This is not the mother I want to be.  I want to be the kind, loving, attentive and patient mother again.  I want to have the energy and focus to sit with them for art projects and games.   I want to feel inspired to teach them about our world and our lives, so they can move through this place with understanding and recognition.  I want to be the soft place they come to for comfort and sweetness.

Now if I can just find that damn oxygen mask...

Thursday, January 25, 2018

A Call for Your Stories

So I'm going to kick this blog thing up a notch and start a podcast.  What?!? 

I have come up with almost everything, but a name (my daughter suggested "The Struggle is Real" but that seems to be taken...update: the name is "Walking with Freya; A Journey of Special Needs Parenting).  I have a format in mind, 3 episodes written and a strong vision of my intentions (plus experience creating a podcast - check out MEND; Life at the Seams ;-) if you're interested).  I want to create space for parents and care givers of children with special needs (young or adult) to discuss the challenges and successes openly and honestly.  I am not looking to sugar coat or fluff the very real challenges we sometimes face.  Ultimately my vision is to create a space to laugh, I think humor goes a long way to healing and moving on.  I want to create a space to cry, because that is inevitable.  I want to create a space to share our stories and to educate each other and ourselves about what our children need.  I want to create more people in the world that have knowledge about our children so they can move more freely and safely in our communities. 

We will start with the premise that ‘yes, of course I love my child with a full heart, as much as I love my other children (sometimes more) and do my best to give them what it is they need’.  As a friend once eloquently put it, 'parents can call their typically developing kids a-holes when talking to other parents, but you can't say that about a child with special needs'.  Even when they may be acting like an a-hole.  (note: if this last sentence offended you, this might not be your podcast)

Now, that is out of the way, we know where we stand and there is no explaining to be done.  So carry on, tell me about the moment you were so overwhelmed and frustrated all you could do was scream into a pillow, let’s talk about the time you were so terrified for your child fear gripped you into silence, or when the grief was so heavy you fell to your knees in shuddering tears. 

Let's giggle about that time in speech therapy your daughter was trying to say "I have a clock", but didn't quite get the 'l' sound in there, share the joy when someone tells you how special your child makes them feel, or sing the praises of the western doctor committed to reaching as many families as possible and sharing the sometimes miraculous benefits of supplements.  

I want to tell birth stories, diagnosis stories, talk about the fears and victories of being in school and having friends, the therapies that work, the ones that don't.  I want to learn about disorders I've never heard of and learn more about ones I do.  I want to expand our knowledge and our understanding of each other so that our community grows.  

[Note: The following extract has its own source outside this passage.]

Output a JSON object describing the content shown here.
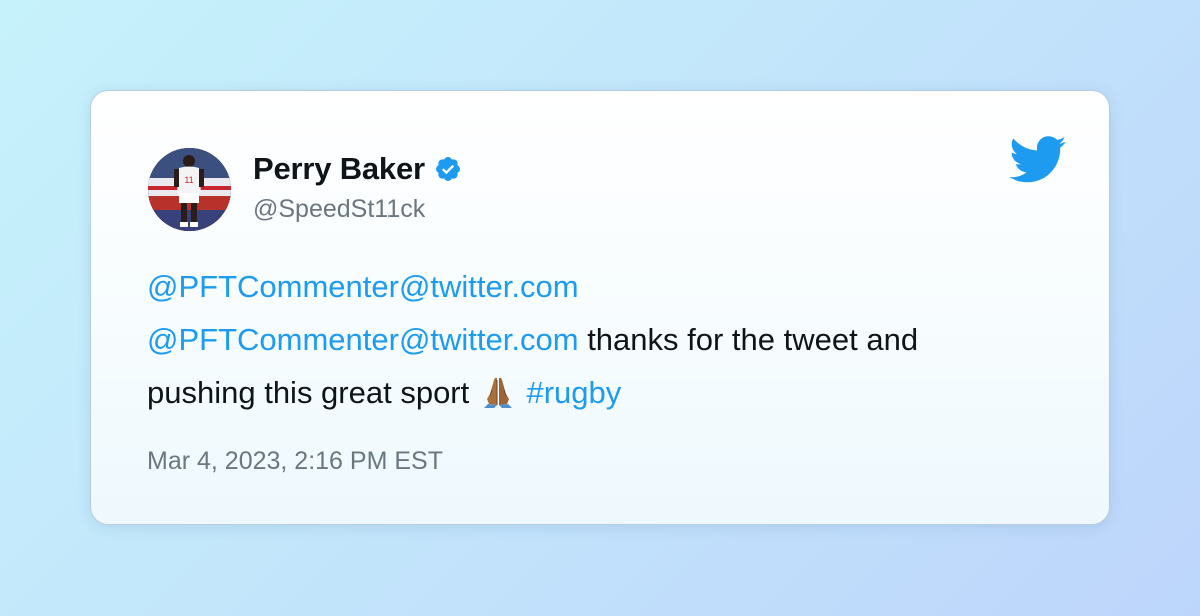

To this end I am asking for people to share their stories with me.  I would like to read your stories on the podcast, names can be attached or not.  I am also a writer so please allow for any editing that will enhance the story telling aspect without changing the details or the story.  I will also be telling my story along the way and interviewing others when the story needs to be told by the person. If you are interested in learning more about my vision or wish to share your story you can email me at    Thank you so much for any interest and I will keep everyone posted about this project.